_What you should do_. Pictures must be kept out of the copy. Every entry is to be duplicated exactly.

_Data for this task_.

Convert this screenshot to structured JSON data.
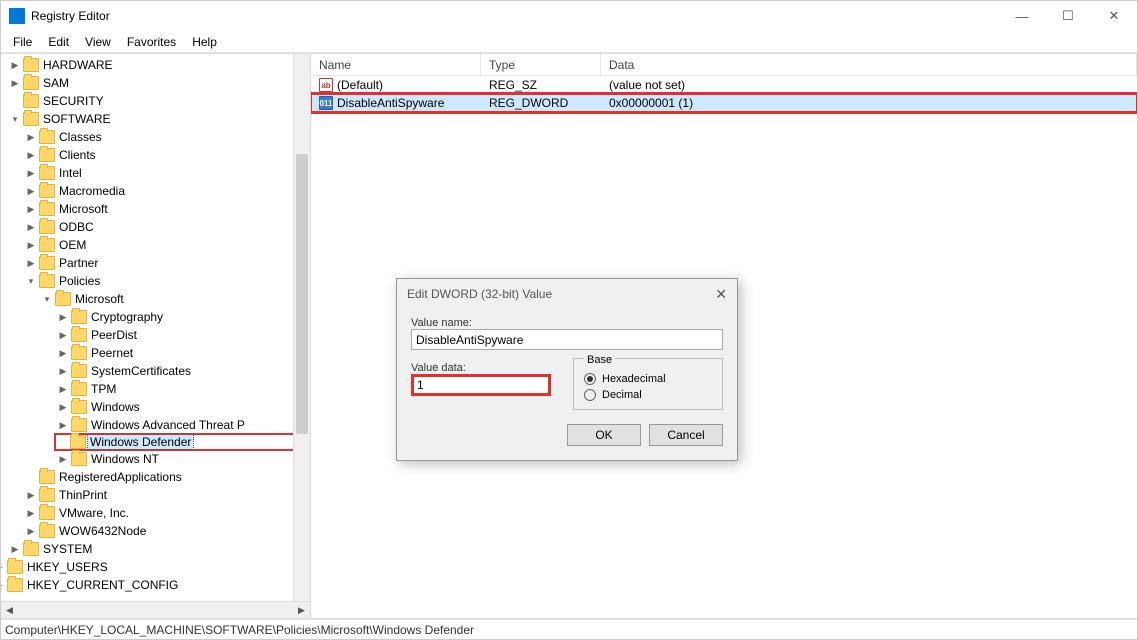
{
  "window": {
    "title": "Registry Editor"
  },
  "menu": {
    "file": "File",
    "edit": "Edit",
    "view": "View",
    "favorites": "Favorites",
    "help": "Help"
  },
  "tree": {
    "hardware": "HARDWARE",
    "sam": "SAM",
    "security": "SECURITY",
    "software": "SOFTWARE",
    "classes": "Classes",
    "clients": "Clients",
    "intel": "Intel",
    "macromedia": "Macromedia",
    "microsoft": "Microsoft",
    "odbc": "ODBC",
    "oem": "OEM",
    "partner": "Partner",
    "policies": "Policies",
    "pol_microsoft": "Microsoft",
    "cryptography": "Cryptography",
    "peerdist": "PeerDist",
    "peernet": "Peernet",
    "systemcertificates": "SystemCertificates",
    "tpm": "TPM",
    "windows": "Windows",
    "watp": "Windows Advanced Threat P",
    "windowsdefender": "Windows Defender",
    "windowsnt": "Windows NT",
    "registeredapplications": "RegisteredApplications",
    "thinprint": "ThinPrint",
    "vmware": "VMware, Inc.",
    "wow6432": "WOW6432Node",
    "system": "SYSTEM",
    "hkey_users": "HKEY_USERS",
    "hkey_current_config": "HKEY_CURRENT_CONFIG"
  },
  "list": {
    "headers": {
      "name": "Name",
      "type": "Type",
      "data": "Data"
    },
    "rows": [
      {
        "icon": "sz",
        "name": "(Default)",
        "type": "REG_SZ",
        "data": "(value not set)"
      },
      {
        "icon": "dw",
        "name": "DisableAntiSpyware",
        "type": "REG_DWORD",
        "data": "0x00000001 (1)"
      }
    ]
  },
  "dialog": {
    "title": "Edit DWORD (32-bit) Value",
    "value_name_label": "Value name:",
    "value_name": "DisableAntiSpyware",
    "value_data_label": "Value data:",
    "value_data": "1",
    "base_label": "Base",
    "hex_label": "Hexadecimal",
    "dec_label": "Decimal",
    "ok": "OK",
    "cancel": "Cancel"
  },
  "statusbar": {
    "path": "Computer\\HKEY_LOCAL_MACHINE\\SOFTWARE\\Policies\\Microsoft\\Windows Defender"
  }
}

_Your response_.
Convert this screenshot to structured JSON data.
{
  "window": {
    "title": "Registry Editor"
  },
  "menu": {
    "file": "File",
    "edit": "Edit",
    "view": "View",
    "favorites": "Favorites",
    "help": "Help"
  },
  "tree": {
    "hardware": "HARDWARE",
    "sam": "SAM",
    "security": "SECURITY",
    "software": "SOFTWARE",
    "classes": "Classes",
    "clients": "Clients",
    "intel": "Intel",
    "macromedia": "Macromedia",
    "microsoft": "Microsoft",
    "odbc": "ODBC",
    "oem": "OEM",
    "partner": "Partner",
    "policies": "Policies",
    "pol_microsoft": "Microsoft",
    "cryptography": "Cryptography",
    "peerdist": "PeerDist",
    "peernet": "Peernet",
    "systemcertificates": "SystemCertificates",
    "tpm": "TPM",
    "windows": "Windows",
    "watp": "Windows Advanced Threat P",
    "windowsdefender": "Windows Defender",
    "windowsnt": "Windows NT",
    "registeredapplications": "RegisteredApplications",
    "thinprint": "ThinPrint",
    "vmware": "VMware, Inc.",
    "wow6432": "WOW6432Node",
    "system": "SYSTEM",
    "hkey_users": "HKEY_USERS",
    "hkey_current_config": "HKEY_CURRENT_CONFIG"
  },
  "list": {
    "headers": {
      "name": "Name",
      "type": "Type",
      "data": "Data"
    },
    "rows": [
      {
        "icon": "sz",
        "name": "(Default)",
        "type": "REG_SZ",
        "data": "(value not set)"
      },
      {
        "icon": "dw",
        "name": "DisableAntiSpyware",
        "type": "REG_DWORD",
        "data": "0x00000001 (1)"
      }
    ]
  },
  "dialog": {
    "title": "Edit DWORD (32-bit) Value",
    "value_name_label": "Value name:",
    "value_name": "DisableAntiSpyware",
    "value_data_label": "Value data:",
    "value_data": "1",
    "base_label": "Base",
    "hex_label": "Hexadecimal",
    "dec_label": "Decimal",
    "ok": "OK",
    "cancel": "Cancel"
  },
  "statusbar": {
    "path": "Computer\\HKEY_LOCAL_MACHINE\\SOFTWARE\\Policies\\Microsoft\\Windows Defender"
  }
}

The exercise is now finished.